Items from a dataset.
::::::::

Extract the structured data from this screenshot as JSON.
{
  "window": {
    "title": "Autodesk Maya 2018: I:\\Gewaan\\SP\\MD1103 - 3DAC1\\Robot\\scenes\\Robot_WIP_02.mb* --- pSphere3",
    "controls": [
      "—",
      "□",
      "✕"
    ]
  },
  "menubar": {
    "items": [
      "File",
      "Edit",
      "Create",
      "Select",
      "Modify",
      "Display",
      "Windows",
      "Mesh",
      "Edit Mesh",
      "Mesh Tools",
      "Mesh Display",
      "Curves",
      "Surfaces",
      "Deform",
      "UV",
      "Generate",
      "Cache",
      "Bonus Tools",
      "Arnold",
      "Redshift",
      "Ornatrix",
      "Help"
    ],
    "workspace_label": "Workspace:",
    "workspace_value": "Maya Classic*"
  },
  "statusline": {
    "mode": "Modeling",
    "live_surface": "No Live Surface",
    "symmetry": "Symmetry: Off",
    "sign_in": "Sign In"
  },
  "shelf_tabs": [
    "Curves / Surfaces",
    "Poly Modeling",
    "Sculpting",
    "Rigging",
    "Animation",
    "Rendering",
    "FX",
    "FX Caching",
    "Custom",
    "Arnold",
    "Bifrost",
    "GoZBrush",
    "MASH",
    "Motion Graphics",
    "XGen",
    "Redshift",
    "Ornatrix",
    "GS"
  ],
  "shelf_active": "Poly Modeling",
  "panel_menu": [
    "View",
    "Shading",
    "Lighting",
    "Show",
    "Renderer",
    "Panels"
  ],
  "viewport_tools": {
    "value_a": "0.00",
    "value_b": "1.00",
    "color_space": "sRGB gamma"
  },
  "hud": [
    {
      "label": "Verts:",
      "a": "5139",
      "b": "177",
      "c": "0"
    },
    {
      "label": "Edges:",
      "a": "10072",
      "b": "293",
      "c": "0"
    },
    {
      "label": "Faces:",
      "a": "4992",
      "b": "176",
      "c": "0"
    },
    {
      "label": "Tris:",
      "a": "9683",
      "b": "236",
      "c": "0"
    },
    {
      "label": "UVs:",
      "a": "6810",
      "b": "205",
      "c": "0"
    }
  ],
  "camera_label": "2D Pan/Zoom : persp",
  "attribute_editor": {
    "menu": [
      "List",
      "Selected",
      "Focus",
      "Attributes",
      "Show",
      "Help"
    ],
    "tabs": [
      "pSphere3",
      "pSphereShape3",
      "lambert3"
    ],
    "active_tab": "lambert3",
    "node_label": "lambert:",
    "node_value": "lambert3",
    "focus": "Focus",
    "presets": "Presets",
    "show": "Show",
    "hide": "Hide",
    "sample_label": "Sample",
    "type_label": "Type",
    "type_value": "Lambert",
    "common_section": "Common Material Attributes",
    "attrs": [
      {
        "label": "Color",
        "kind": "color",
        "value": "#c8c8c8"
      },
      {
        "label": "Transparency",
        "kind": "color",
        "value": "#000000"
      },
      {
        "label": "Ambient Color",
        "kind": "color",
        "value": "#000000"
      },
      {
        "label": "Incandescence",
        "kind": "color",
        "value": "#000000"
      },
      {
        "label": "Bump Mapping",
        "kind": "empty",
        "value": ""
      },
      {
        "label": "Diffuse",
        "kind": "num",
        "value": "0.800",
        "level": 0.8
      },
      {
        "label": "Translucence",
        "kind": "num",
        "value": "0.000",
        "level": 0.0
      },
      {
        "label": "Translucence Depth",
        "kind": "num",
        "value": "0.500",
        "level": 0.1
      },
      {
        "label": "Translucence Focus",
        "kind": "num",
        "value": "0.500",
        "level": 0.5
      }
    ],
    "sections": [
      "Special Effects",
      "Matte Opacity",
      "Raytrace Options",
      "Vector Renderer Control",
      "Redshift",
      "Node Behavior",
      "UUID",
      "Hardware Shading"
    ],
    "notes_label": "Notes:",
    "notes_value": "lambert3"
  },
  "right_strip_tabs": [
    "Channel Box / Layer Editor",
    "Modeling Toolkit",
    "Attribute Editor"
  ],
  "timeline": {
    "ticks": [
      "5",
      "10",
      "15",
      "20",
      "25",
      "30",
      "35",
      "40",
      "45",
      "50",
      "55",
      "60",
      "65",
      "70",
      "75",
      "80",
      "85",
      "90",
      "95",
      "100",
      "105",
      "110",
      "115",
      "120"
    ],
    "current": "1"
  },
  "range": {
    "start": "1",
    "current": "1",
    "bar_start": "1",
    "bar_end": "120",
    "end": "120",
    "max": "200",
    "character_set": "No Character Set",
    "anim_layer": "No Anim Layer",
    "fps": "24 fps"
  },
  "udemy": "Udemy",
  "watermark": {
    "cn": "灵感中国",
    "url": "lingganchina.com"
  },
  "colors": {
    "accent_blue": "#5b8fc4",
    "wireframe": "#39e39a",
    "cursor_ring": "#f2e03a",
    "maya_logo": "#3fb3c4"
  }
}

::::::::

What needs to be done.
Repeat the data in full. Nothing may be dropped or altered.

Answer to this task.
Extract the structured data from this screenshot as JSON.
{
  "window": {
    "title": "Autodesk Maya 2018: I:\\Gewaan\\SP\\MD1103 - 3DAC1\\Robot\\scenes\\Robot_WIP_02.mb* --- pSphere3",
    "controls": [
      "—",
      "□",
      "✕"
    ]
  },
  "menubar": {
    "items": [
      "File",
      "Edit",
      "Create",
      "Select",
      "Modify",
      "Display",
      "Windows",
      "Mesh",
      "Edit Mesh",
      "Mesh Tools",
      "Mesh Display",
      "Curves",
      "Surfaces",
      "Deform",
      "UV",
      "Generate",
      "Cache",
      "Bonus Tools",
      "Arnold",
      "Redshift",
      "Ornatrix",
      "Help"
    ],
    "workspace_label": "Workspace:",
    "workspace_value": "Maya Classic*"
  },
  "statusline": {
    "mode": "Modeling",
    "live_surface": "No Live Surface",
    "symmetry": "Symmetry: Off",
    "sign_in": "Sign In"
  },
  "shelf_tabs": [
    "Curves / Surfaces",
    "Poly Modeling",
    "Sculpting",
    "Rigging",
    "Animation",
    "Rendering",
    "FX",
    "FX Caching",
    "Custom",
    "Arnold",
    "Bifrost",
    "GoZBrush",
    "MASH",
    "Motion Graphics",
    "XGen",
    "Redshift",
    "Ornatrix",
    "GS"
  ],
  "shelf_active": "Poly Modeling",
  "panel_menu": [
    "View",
    "Shading",
    "Lighting",
    "Show",
    "Renderer",
    "Panels"
  ],
  "viewport_tools": {
    "value_a": "0.00",
    "value_b": "1.00",
    "color_space": "sRGB gamma"
  },
  "hud": [
    {
      "label": "Verts:",
      "a": "5139",
      "b": "177",
      "c": "0"
    },
    {
      "label": "Edges:",
      "a": "10072",
      "b": "293",
      "c": "0"
    },
    {
      "label": "Faces:",
      "a": "4992",
      "b": "176",
      "c": "0"
    },
    {
      "label": "Tris:",
      "a": "9683",
      "b": "236",
      "c": "0"
    },
    {
      "label": "UVs:",
      "a": "6810",
      "b": "205",
      "c": "0"
    }
  ],
  "camera_label": "2D Pan/Zoom : persp",
  "attribute_editor": {
    "menu": [
      "List",
      "Selected",
      "Focus",
      "Attributes",
      "Show",
      "Help"
    ],
    "tabs": [
      "pSphere3",
      "pSphereShape3",
      "lambert3"
    ],
    "active_tab": "lambert3",
    "node_label": "lambert:",
    "node_value": "lambert3",
    "focus": "Focus",
    "presets": "Presets",
    "show": "Show",
    "hide": "Hide",
    "sample_label": "Sample",
    "type_label": "Type",
    "type_value": "Lambert",
    "common_section": "Common Material Attributes",
    "attrs": [
      {
        "label": "Color",
        "kind": "color",
        "value": "#c8c8c8"
      },
      {
        "label": "Transparency",
        "kind": "color",
        "value": "#000000"
      },
      {
        "label": "Ambient Color",
        "kind": "color",
        "value": "#000000"
      },
      {
        "label": "Incandescence",
        "kind": "color",
        "value": "#000000"
      },
      {
        "label": "Bump Mapping",
        "kind": "empty",
        "value": ""
      },
      {
        "label": "Diffuse",
        "kind": "num",
        "value": "0.800",
        "level": 0.8
      },
      {
        "label": "Translucence",
        "kind": "num",
        "value": "0.000",
        "level": 0.0
      },
      {
        "label": "Translucence Depth",
        "kind": "num",
        "value": "0.500",
        "level": 0.1
      },
      {
        "label": "Translucence Focus",
        "kind": "num",
        "value": "0.500",
        "level": 0.5
      }
    ],
    "sections": [
      "Special Effects",
      "Matte Opacity",
      "Raytrace Options",
      "Vector Renderer Control",
      "Redshift",
      "Node Behavior",
      "UUID",
      "Hardware Shading"
    ],
    "notes_label": "Notes:",
    "notes_value": "lambert3"
  },
  "right_strip_tabs": [
    "Channel Box / Layer Editor",
    "Modeling Toolkit",
    "Attribute Editor"
  ],
  "timeline": {
    "ticks": [
      "5",
      "10",
      "15",
      "20",
      "25",
      "30",
      "35",
      "40",
      "45",
      "50",
      "55",
      "60",
      "65",
      "70",
      "75",
      "80",
      "85",
      "90",
      "95",
      "100",
      "105",
      "110",
      "115",
      "120"
    ],
    "current": "1"
  },
  "range": {
    "start": "1",
    "current": "1",
    "bar_start": "1",
    "bar_end": "120",
    "end": "120",
    "max": "200",
    "character_set": "No Character Set",
    "anim_layer": "No Anim Layer",
    "fps": "24 fps"
  },
  "udemy": "Udemy",
  "watermark": {
    "cn": "灵感中国",
    "url": "lingganchina.com"
  },
  "colors": {
    "accent_blue": "#5b8fc4",
    "wireframe": "#39e39a",
    "cursor_ring": "#f2e03a",
    "maya_logo": "#3fb3c4"
  }
}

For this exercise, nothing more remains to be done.